* _Provided entries_
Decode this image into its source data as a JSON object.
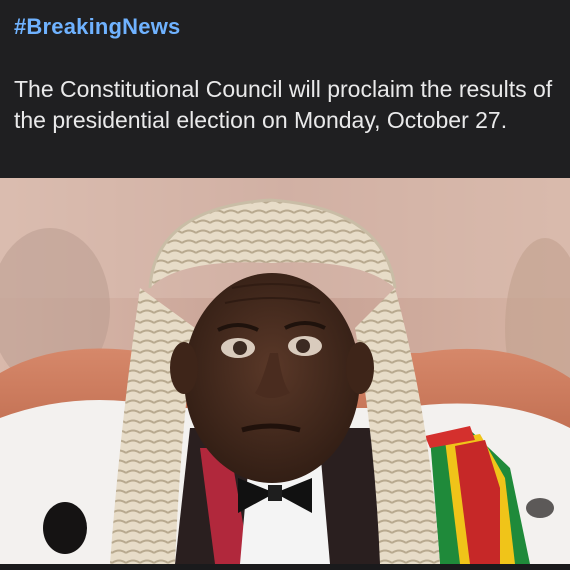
{
  "post": {
    "hashtag": "#BreakingNews",
    "text": "The Constitutional Council will proclaim the results of the presidential election on Monday, October 27."
  },
  "image": {
    "subject": "photo"
  },
  "colors": {
    "background": "#1f1f21",
    "hashtag": "#6fb2ff",
    "text": "#e9e9ea"
  }
}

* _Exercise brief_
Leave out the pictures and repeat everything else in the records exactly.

* _Answer to this task_
Decode this image into its source data as a JSON object.
{
  "post": {
    "hashtag": "#BreakingNews",
    "text": "The Constitutional Council will proclaim the results of the presidential election on Monday, October 27."
  },
  "image": {
    "subject": "photo"
  },
  "colors": {
    "background": "#1f1f21",
    "hashtag": "#6fb2ff",
    "text": "#e9e9ea"
  }
}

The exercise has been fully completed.